However, to his horror, profits were down for the second year running and Stuart was beginning to believe that he had been mistaken with his “grandiose” ideas and structural plans. “Perhaps I have just been thinking too big,” he said, “maybe I just need to scale down the operation.”
I assured Stuart that his approach had been correct – and that many business failures can be attributed to the lack of proper planning together with poor systems and procedures.
“In order for a business to succeed, the right structure needs to be in place from the beginning. So, I think we need to look elsewhere to discover the root cause of your problem,” I said, asking him to tell me next about his team.
“Well,” he replied, “I pay them over the odds but it looks to me as though they take no ownership of anything. In fact, they act as though they are just doing a ‘job’ – and I’m disappointed as I expected so much more from them. “
Stuart had hoped that a fresh pair of eyes would provide the answer – and together we decided to conduct a 360o assessment of the company’s management team. As I sat down with Stuart’s staff, I kept hearing the same story: “Stuart doesn’t trust us to do our jobs properly.” Most of his staff felt that Stuart interfered with their work – and “micromanaged” their activities. By the end of my last one-to-one session, I had concluded that Stuart simply didn’t want to let go of his “baby”.

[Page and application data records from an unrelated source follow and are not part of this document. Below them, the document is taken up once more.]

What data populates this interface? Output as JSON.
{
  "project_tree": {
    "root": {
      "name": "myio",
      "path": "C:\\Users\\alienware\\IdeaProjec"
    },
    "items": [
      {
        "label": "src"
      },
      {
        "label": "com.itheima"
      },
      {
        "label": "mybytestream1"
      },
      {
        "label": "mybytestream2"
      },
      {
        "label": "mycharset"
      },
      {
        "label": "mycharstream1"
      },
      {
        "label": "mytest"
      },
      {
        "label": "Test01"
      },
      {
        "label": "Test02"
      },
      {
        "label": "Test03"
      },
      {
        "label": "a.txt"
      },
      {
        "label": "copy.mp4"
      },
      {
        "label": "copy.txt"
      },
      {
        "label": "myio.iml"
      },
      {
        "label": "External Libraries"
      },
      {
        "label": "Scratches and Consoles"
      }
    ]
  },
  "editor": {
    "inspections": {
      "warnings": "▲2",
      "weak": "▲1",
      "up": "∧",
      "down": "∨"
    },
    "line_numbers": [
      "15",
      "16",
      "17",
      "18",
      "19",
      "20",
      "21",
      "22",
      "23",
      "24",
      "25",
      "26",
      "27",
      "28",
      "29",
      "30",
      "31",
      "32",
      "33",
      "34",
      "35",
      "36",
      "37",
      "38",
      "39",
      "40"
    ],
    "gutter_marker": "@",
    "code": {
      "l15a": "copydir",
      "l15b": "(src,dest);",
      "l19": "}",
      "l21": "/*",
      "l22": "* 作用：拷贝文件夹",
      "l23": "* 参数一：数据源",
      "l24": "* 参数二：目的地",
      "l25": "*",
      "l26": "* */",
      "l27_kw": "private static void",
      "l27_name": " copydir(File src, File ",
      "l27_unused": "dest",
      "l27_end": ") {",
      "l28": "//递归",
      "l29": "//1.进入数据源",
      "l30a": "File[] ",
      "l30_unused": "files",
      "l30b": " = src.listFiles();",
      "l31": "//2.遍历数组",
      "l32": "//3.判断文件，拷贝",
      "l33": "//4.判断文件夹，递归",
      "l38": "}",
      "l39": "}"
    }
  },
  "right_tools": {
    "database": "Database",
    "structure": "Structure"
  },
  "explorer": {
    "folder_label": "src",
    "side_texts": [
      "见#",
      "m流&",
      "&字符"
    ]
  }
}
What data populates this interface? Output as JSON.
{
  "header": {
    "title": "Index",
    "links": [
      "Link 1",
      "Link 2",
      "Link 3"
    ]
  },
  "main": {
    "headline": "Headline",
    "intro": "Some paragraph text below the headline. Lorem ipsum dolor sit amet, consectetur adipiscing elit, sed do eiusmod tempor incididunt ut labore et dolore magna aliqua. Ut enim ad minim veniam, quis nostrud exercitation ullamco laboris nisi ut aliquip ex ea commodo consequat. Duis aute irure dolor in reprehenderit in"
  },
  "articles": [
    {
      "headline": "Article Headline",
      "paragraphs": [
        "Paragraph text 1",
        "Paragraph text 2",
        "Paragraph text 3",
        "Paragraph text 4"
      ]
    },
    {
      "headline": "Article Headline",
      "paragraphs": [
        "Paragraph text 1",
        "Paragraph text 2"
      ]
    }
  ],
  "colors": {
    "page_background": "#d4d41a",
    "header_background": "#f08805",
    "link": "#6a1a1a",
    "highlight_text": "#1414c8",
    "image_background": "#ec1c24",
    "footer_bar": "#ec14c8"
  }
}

In our follow up meeting, I discussed my findings with Stuart, who smiled sheepishly and admitted that he had always liked to be in “control”. I suggested to Stuart that if he wanted to see different results, then he needed to start to do things differently.
“You know that you took on good people in the first place, so how about focussing everyone on the company goal of making more money – and then letting them get on with their jobs!”
Initially, Stuart looked sceptical but his face began to relax as I continued, “Discuss with each individual their personal targets and action plans – and make sure that the latter are all specific, measurable and timed. You might also want to get together with your staff monthly – almost like a business coach – to discuss their progress and successes. Of course, you will also be able to see if there are any problems looming on the horizon. By allowing people the space and freedom to do their jobs, you will increase – exponentially – their motivation and job satisfaction.”
Stuart nodded and he saw the sense in my suggestions. I continued, “Your job is to create the vision, strategy and structure for the company’s long term success or in other words you are here to work ‘on’ the business, while your staff are in place to work ‘in’ the business. “Just remember,” I concluded, “that you are not here to do everyone’s jobs in the company – leave that to the experts you employ!”